The Pennsylvania Land Conservation Conference is Pennsylvania’s annual educational, networking and inspirational event for private and public land and water conservation. Attendance expected is 350-400 attendees and will include conservation practitioners, farmland preservation advocates, attorneys, appraisers and real estate specialists, planners, municipal and county officials, state officials, landscape architects, organizational development and fundraising experts, from across Pennsylvania and beyond.
How to Submit
Please submit your session proposal by midnight on November 1.
Things to Consider
The proposal form requests the following information:
- Workshop Title
- Session Tracks: Indicate in which track(s) your session best fits.
- Session Description: Please note the 1000 character limit.
- Presenter Information: This includes email, title, affiliation, phone and bio.
- (Optional) Case for Presentation: This can be text or an uploaded file to further substantiate the need or benefits of the proposed session.
- Preferred Length of Workshop/Seminar: See Session Length below for further guidance.
- Education Level: Choose the level of instruction that best fits the content of your workshop.
- Continuing Education Credits: Would this course potentially be eligible for professional credits? In the past, conference sessions have been approved for Continuing Legal Education Credits (through PA CLE Board); Landscape Architect CEUs (through PRPS); Park & Recreation Professional CEUs (through PRPS); Certificate Maintenance Credits (through APA); and Continuing Forestry Education Credits (through SAF).
- (Optional) Course Outline: You can submit a conference course outline or agenda if desired. Course outlines are required for CEU consideration.
- Presented session elsewhere: Tell us if you have presented this topic in the past.
Please consider the time limitations in designing your proposal. Sessions tend to range from 75 minute to two hour sessions. Keep in mind that workshops offer a limited time period to delve sufficiently into content areas. We discourage any more than three speakers per workshop. If you are interested in submitting a proposal that would include more than three speakers, please contact Nate Lotze at firstname.lastname@example.org or 717-230-8560 to discuss.
The conference will offer a selection of seminars that are three hours in length or longer; available slots are extremely limited. If you are interested in leading a seminar, please email Nate Lotze at email@example.com
If you are planning to submit a proposal, we encourage you to block the dates of the conference in your calendar (April 1–3, 2020). We can not guarantee specific days or times.

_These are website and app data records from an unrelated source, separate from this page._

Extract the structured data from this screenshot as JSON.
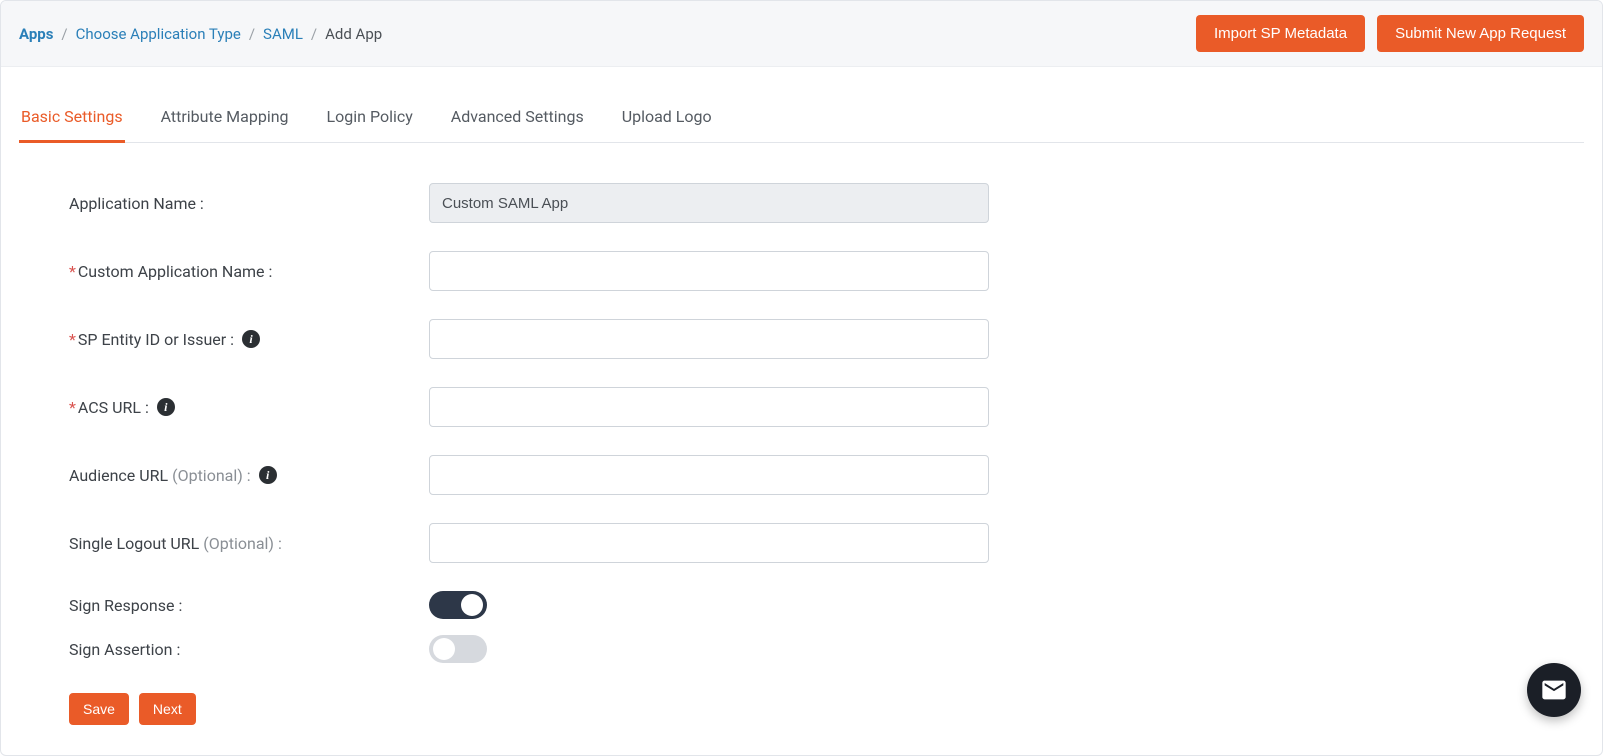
{
  "breadcrumb": {
    "apps": "Apps",
    "choose_type": "Choose Application Type",
    "saml": "SAML",
    "current": "Add App"
  },
  "top_actions": {
    "import_metadata": "Import SP Metadata",
    "submit_request": "Submit New App Request"
  },
  "tabs": {
    "basic": "Basic Settings",
    "attribute": "Attribute Mapping",
    "login_policy": "Login Policy",
    "advanced": "Advanced Settings",
    "upload_logo": "Upload Logo"
  },
  "form": {
    "app_name_label": "Application Name :",
    "app_name_value": "Custom SAML App",
    "custom_app_name_label": "Custom Application Name :",
    "custom_app_name_value": "",
    "sp_entity_label": "SP Entity ID or Issuer :",
    "sp_entity_value": "",
    "acs_url_label": "ACS URL :",
    "acs_url_value": "",
    "audience_label": "Audience URL",
    "audience_optional": "(Optional) :",
    "audience_value": "",
    "slo_label": "Single Logout URL",
    "slo_optional": "(Optional) :",
    "slo_value": "",
    "sign_response_label": "Sign Response :",
    "sign_response_on": true,
    "sign_assertion_label": "Sign Assertion :",
    "sign_assertion_on": false
  },
  "footer": {
    "save": "Save",
    "next": "Next"
  },
  "icons": {
    "info": "i"
  }
}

We’ll do our best to work around extraordinary circumstances but please be willing to present on Wednesday, Thursday, or Friday of the conference.
What Are You Expecting From Your Audience?
Consider including a prerequisite or disclaimer in your final course description to convey the level of experience you are expecting people to bring to your workshop. Below are a few examples:
- “Workshop participants need to have been significantly involved in drafting/negotiating several conservation easements.”
- “This workshop is designed for people who have never been involved in a capital campaign.”
- “Workshop participants should have a legal background or be familiar with IRC 170(h).”
- “This workshop will be most beneficial to land trusts with $250,000+ operating budgets.”
What Will Attendees Learn at Your Session?
As you draft your final outline and design your presentation, write down at least one thing you want people to learn from your session. Everything in your workshop should lead toward that goal. Here are a few examples of workshop objectives:
- “To better identify conservation easement language that could be misinterpreted.”
- “To identify the most important steps to take before contacting a potential major donor.”
- “To learn how everyone in the room communicates with second-generation landowners.”
Workshop vs. Roundtable
Most of the time, workshops will consist of a lecture followed by (or interspersed with) questions and answers. Some workshops will consist of panel discussions. A roundtable is a significantly different forum. If you are a presenter for a roundtable, a more accurate title for you is “facilitator,” since you will introduce the topic, pose possible questions for the group to consider and then facilitate the discussion.